Understanding how rating scale improvement corresponds to a clinical impression in patients with negative symptoms of schizophrenia may help define the clinical relevance of change in this patient population. We conducted post hoc equipercentile linking analyses of Positive and Negative Syndrome Scale (PANSS) outcomes (e.g., PANSS-Factor Score for Negative Symptoms [FSNS]) with Clinical Global Impressions-Improvement (CGI-I) and -Severity (CGI-S) ratings on data from patients treated with cariprazine (n = 227) or risperidone (n = 229) in a clinical study evaluating negative symptoms in schizophrenia. Patients were prospectively selected for persistent, predominant negative symptoms of schizophrenia (PNS), and minimal positive/depressive/extrapyramidal symptoms. Linking results demonstrated that greater improvement on PANSS-derived measures corresponded to clinical impressions of greater improvement, as measured by the CGI-I, and less severe disease states, as measured by the CGI-S. For example, CGI-S scores of 1 (normal), 2, 3, 4, 5, and 6 (severely ill) corresponded to PANSS-FSNS scores of 7, 13, 19, 24, 29, and 35, respectively. Likewise, CGI-I scores of minimally improved, much improved, and very much improved corresponded to a change from baseline in PANSS-FSNS scores of −27%, −49%, and −100%, respectively. These are important findings for the interpretation of the results of trials in patients with persistent negative symptoms.

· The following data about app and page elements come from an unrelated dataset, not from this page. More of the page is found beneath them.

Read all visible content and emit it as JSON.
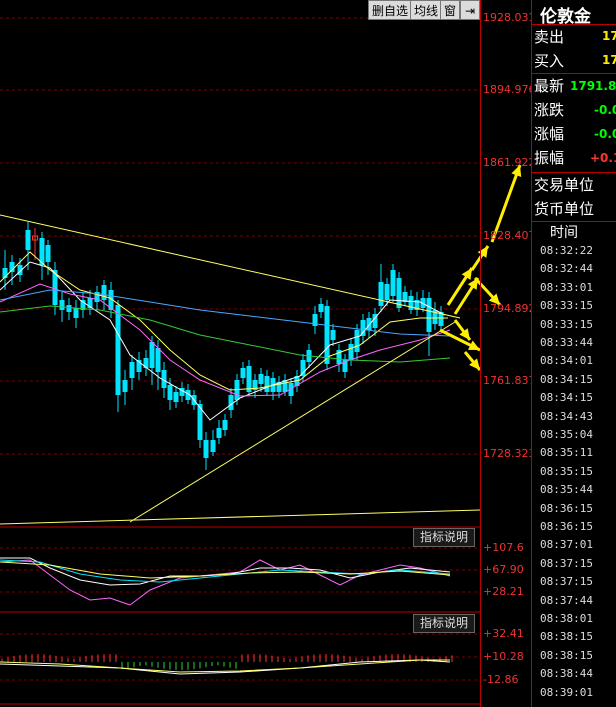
{
  "toolbar": {
    "delete_watch": "删自选",
    "avg_line": "均线",
    "window": "窗",
    "collapse_icon": "collapse-right-icon"
  },
  "price_axis": {
    "labels": [
      "1928.031",
      "1894.976",
      "1861.922",
      "1828.407",
      "1794.892",
      "1761.837",
      "1728.323"
    ]
  },
  "indicator1": {
    "button": "指标说明",
    "labels": [
      "+107.6",
      "+67.90",
      "+28.21"
    ]
  },
  "indicator2": {
    "button": "指标说明",
    "labels": [
      "+32.41",
      "+10.28",
      "-12.86"
    ]
  },
  "side_panel": {
    "title": "伦敦金",
    "rows": [
      {
        "label": "卖出",
        "value": "17",
        "color": "#ffee00"
      },
      {
        "label": "买入",
        "value": "17",
        "color": "#ffee00"
      },
      {
        "label": "最新",
        "value": "1791.8",
        "color": "#00ff00"
      },
      {
        "label": "涨跌",
        "value": "-0.0",
        "color": "#00ff00"
      },
      {
        "label": "涨幅",
        "value": "-0.0",
        "color": "#00ff00"
      },
      {
        "label": "振幅",
        "value": "+0.1",
        "color": "#ff3333"
      }
    ],
    "trade_unit": "交易单位",
    "currency_unit": "货币单位",
    "time_header": "时间",
    "times": [
      "08:32:22",
      "08:32:44",
      "08:33:01",
      "08:33:15",
      "08:33:15",
      "08:33:44",
      "08:34:01",
      "08:34:15",
      "08:34:15",
      "08:34:43",
      "08:35:04",
      "08:35:11",
      "08:35:15",
      "08:35:44",
      "08:36:15",
      "08:36:15",
      "08:37:01",
      "08:37:15",
      "08:37:15",
      "08:37:44",
      "08:38:01",
      "08:38:15",
      "08:38:15",
      "08:38:44",
      "08:39:01"
    ]
  },
  "colors": {
    "up": "#ff3333",
    "down": "#00e5ff",
    "ma_white": "#ffffff",
    "ma_yellow": "#ffff66",
    "ma_magenta": "#ff66ff",
    "ma_green": "#33cc33",
    "ma_blue": "#4aa8ff",
    "arrow": "#ffee00"
  }
}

ASJC Scopus subject areas
- Psychiatry and Mental health